At the House Judiciary Committee hearing with Deputy Attorney General Rod Rosenstein, Republican Congressmen demonstrated that they support the rule of law only when it serves their political purposes. (“Ripping into Rosenstein, GOP urges end to probe,” June 28). Rep. Jim Jordan of Ohio insinuated that Mr. Rosenstein was “keeping information from Congress” about the Mueller investigation. Mr. Jordan, whose defense of President Donald Trump’s behavior and rhetoric borders on deification, appears unconcerned about possible collusion between the Trump campaign and Russian meddling in the 2016 election. Nor am I aware of any efforts he has made to prevent future Russian interference.
For his part, South Carolina Republican Rep. Trey Gowdy, in a performance that should earn him the title, “House hypocrite-in-chief,” wants Messrs. Rosenstein and Mueller to “finish [the investigation] the hell up,” arguing that it has gone on too long and is dividing the country. We need to remember that it was Mr. Gowdy himself who led the House Select Committee on Benghazi from May 8, 2014 until December 12, 2016, or a period of 2 years and 7 months. By contrast, Former FBI Director Mueller and his staff have been engaged in their process since May 17, 2017, or just over one year. I wonder if Mr. Rosenstein’s and Mr. Mueller’s impatient critics can recall that Special Prosecutor Kenneth Starr investigated President Bill Clinton from August 1994 until January 1999, going on 5 years.

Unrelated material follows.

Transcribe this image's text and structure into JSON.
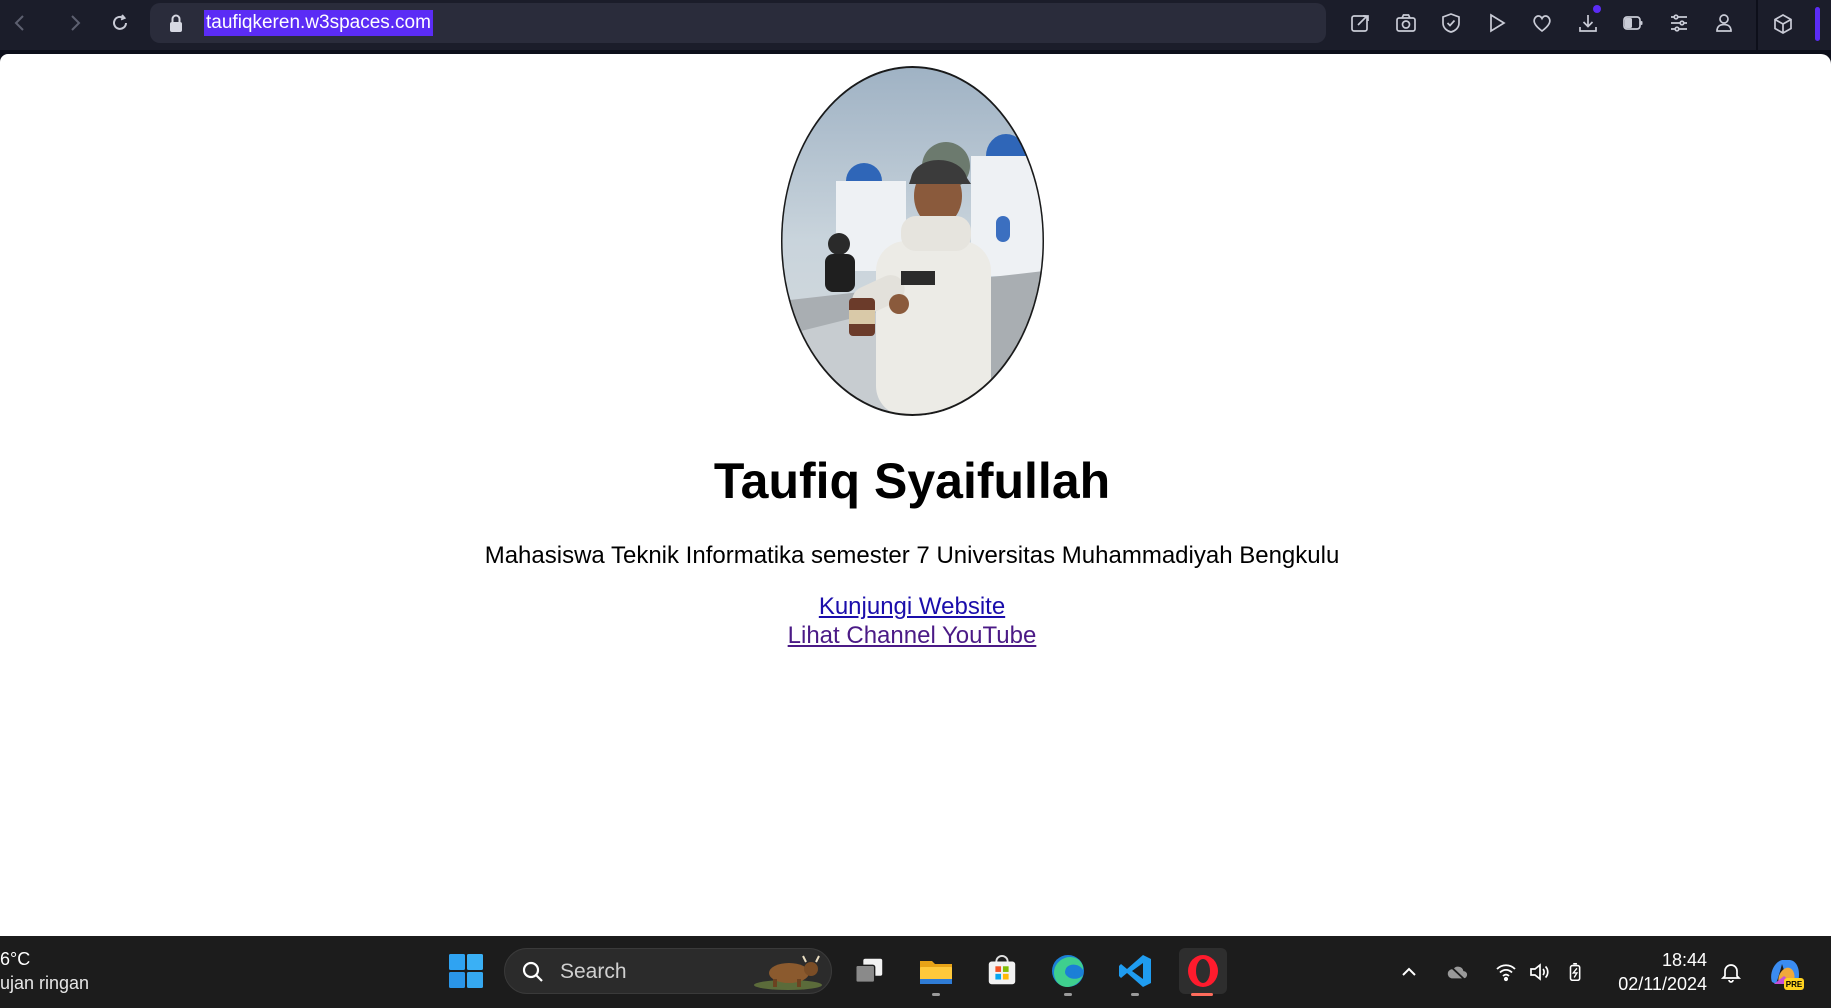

Republican opponents of the Mueller investigation should refresh their memories of prior special investigations and let the current one run its course. The benefit to the country of knowing what really happened in 2016 will far outweigh a hasty retreat from the truth, and it may teach us what we need to do to safeguard future elections.